“Next year [in 2015] we will have the 70th anniversary of the Nuremberg Trial and also the same anniversary of the first and only nuclear bombings of two civilian cities – Hiroshima and Nagasaki. It is not incidental that I mention these events together. I think we should discuss this topic together with lawyers and specialists in international law – for crimes against humanity have no statute of limitation,” Sergey Naryshkin told the presidium of the Russian History Society.
The Russian parliamentary chief recalled that the nuclear attacks on Hiroshima and Nagasaki were hardly justifiable from the pure military position, as the defeat of Japan was practically decided after the Soviet Army’s victories in Manchuria.
“The nuclear bombing of two peaceful cities was a pure act of intimidation resulting in the deaths of several thousand Japanese civilians.
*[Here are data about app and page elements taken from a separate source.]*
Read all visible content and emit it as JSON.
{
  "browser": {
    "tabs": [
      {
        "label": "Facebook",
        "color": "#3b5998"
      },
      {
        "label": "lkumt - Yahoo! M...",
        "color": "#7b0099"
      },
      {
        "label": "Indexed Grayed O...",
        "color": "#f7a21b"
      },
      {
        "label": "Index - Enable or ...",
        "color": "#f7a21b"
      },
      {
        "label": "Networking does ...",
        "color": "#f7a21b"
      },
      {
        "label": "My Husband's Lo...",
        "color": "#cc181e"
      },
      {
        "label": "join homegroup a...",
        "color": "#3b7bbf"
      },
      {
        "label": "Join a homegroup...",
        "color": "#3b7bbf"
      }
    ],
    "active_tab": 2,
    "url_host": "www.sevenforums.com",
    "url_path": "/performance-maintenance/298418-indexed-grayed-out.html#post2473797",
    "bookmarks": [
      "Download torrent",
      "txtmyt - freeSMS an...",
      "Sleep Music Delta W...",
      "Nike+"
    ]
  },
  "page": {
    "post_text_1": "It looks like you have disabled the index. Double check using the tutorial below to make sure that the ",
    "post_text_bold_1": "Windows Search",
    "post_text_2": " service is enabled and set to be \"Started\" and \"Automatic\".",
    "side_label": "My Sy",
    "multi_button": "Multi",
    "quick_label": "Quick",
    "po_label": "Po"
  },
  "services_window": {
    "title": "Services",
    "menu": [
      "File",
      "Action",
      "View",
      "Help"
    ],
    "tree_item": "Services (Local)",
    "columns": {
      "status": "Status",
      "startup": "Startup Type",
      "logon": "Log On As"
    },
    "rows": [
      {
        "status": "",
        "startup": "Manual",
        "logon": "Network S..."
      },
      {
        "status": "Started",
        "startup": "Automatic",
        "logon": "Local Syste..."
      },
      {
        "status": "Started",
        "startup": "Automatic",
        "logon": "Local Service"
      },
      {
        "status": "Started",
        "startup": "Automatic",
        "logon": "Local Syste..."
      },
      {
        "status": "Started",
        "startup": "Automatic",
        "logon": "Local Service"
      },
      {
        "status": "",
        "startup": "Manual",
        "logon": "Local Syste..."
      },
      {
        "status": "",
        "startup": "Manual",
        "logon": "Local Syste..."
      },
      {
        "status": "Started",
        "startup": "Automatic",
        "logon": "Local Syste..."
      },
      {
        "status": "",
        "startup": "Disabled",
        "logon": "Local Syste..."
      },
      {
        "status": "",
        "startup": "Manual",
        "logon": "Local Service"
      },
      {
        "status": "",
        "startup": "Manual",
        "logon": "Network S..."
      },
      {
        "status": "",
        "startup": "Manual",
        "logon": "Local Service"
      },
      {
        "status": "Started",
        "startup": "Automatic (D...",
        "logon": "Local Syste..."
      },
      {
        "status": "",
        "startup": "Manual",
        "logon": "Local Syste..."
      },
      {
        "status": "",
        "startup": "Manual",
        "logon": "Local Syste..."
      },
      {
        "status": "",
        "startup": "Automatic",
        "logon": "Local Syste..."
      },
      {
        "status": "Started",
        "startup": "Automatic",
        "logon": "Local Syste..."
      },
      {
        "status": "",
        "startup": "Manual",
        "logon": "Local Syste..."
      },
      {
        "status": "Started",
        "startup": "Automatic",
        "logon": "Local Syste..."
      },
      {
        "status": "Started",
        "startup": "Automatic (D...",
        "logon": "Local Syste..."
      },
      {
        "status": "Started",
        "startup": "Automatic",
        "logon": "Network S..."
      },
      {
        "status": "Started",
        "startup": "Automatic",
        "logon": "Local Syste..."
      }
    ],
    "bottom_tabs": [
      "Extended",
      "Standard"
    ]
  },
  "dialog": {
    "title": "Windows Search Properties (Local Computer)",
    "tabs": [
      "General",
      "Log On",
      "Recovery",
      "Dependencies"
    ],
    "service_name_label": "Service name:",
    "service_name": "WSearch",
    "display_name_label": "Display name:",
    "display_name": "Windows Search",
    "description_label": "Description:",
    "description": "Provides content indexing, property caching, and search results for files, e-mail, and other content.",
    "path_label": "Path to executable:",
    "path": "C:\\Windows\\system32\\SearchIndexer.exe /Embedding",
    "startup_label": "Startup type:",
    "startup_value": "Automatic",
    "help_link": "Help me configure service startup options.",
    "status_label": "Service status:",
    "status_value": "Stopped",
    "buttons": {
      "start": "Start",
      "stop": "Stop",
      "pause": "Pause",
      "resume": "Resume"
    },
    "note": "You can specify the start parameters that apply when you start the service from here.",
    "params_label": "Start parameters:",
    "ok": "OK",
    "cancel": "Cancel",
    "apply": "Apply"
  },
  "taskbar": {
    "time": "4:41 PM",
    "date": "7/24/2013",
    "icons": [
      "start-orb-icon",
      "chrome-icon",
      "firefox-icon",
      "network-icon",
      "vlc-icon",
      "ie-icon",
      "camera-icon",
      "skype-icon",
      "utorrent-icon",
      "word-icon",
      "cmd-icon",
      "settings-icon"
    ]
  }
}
Let us get back to this issue within the next year,” Naryshkin said.
The nuclear bombings of Hiroshima and Nagasaki took place in early August, 1945, and resulted in the deaths of between 150,000 and 250,000 people, most of them civilians. The US authorities said the demonstration of force sped up Japan’s capitulation and prevented a land operation on the island that could have inflicted heavy casualties to the US military. At the same time, the two attacks, especially the Hiroshima bombing, have been repeatedly denounced by the international rights community as fundamentally immoral and violating the spirit of conventions that banned the use of weapons of mass destruction against the enemy’s civilian population.
Japanese officials and international rights activists raise the issue of the bombings to this day, noting that the radioactive fallout damaged Hiroshima and Nagasaki’s children, causing various illnesses in some, and costly medical checks and constant fears for the health of the rest.